# Data records:
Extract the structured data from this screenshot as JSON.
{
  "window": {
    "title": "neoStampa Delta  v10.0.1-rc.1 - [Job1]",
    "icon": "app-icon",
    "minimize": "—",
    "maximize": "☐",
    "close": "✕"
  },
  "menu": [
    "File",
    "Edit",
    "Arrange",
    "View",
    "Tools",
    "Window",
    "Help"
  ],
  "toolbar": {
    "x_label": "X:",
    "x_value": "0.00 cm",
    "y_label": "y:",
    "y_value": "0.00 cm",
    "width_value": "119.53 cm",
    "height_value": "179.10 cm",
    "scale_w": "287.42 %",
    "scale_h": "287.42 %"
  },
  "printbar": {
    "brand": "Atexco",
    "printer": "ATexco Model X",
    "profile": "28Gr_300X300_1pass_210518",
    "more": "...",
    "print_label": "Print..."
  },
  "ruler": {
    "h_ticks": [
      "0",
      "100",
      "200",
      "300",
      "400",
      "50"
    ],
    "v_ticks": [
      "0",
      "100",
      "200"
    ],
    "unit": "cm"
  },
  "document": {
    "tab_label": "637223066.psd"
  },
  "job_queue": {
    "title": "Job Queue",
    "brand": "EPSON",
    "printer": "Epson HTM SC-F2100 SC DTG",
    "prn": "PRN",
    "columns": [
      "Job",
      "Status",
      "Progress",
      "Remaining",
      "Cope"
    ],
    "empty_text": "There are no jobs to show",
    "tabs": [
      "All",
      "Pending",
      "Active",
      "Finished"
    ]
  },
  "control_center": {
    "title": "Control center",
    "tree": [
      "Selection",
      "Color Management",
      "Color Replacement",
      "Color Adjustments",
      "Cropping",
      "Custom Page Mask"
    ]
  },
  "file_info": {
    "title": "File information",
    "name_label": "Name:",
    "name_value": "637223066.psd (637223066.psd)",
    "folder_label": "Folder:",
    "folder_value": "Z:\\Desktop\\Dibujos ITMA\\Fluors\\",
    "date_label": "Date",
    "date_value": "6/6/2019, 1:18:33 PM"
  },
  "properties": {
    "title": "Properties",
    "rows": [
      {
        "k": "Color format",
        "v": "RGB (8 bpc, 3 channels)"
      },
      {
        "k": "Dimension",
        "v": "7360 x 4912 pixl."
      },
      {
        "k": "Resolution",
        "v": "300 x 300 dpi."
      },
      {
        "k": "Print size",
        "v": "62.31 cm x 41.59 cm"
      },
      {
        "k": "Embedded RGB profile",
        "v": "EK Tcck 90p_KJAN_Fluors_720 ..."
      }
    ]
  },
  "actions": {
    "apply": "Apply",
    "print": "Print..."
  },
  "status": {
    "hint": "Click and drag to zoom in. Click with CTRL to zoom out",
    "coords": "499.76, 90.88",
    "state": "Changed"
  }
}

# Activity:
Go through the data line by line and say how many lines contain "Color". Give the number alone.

# Written reply:
4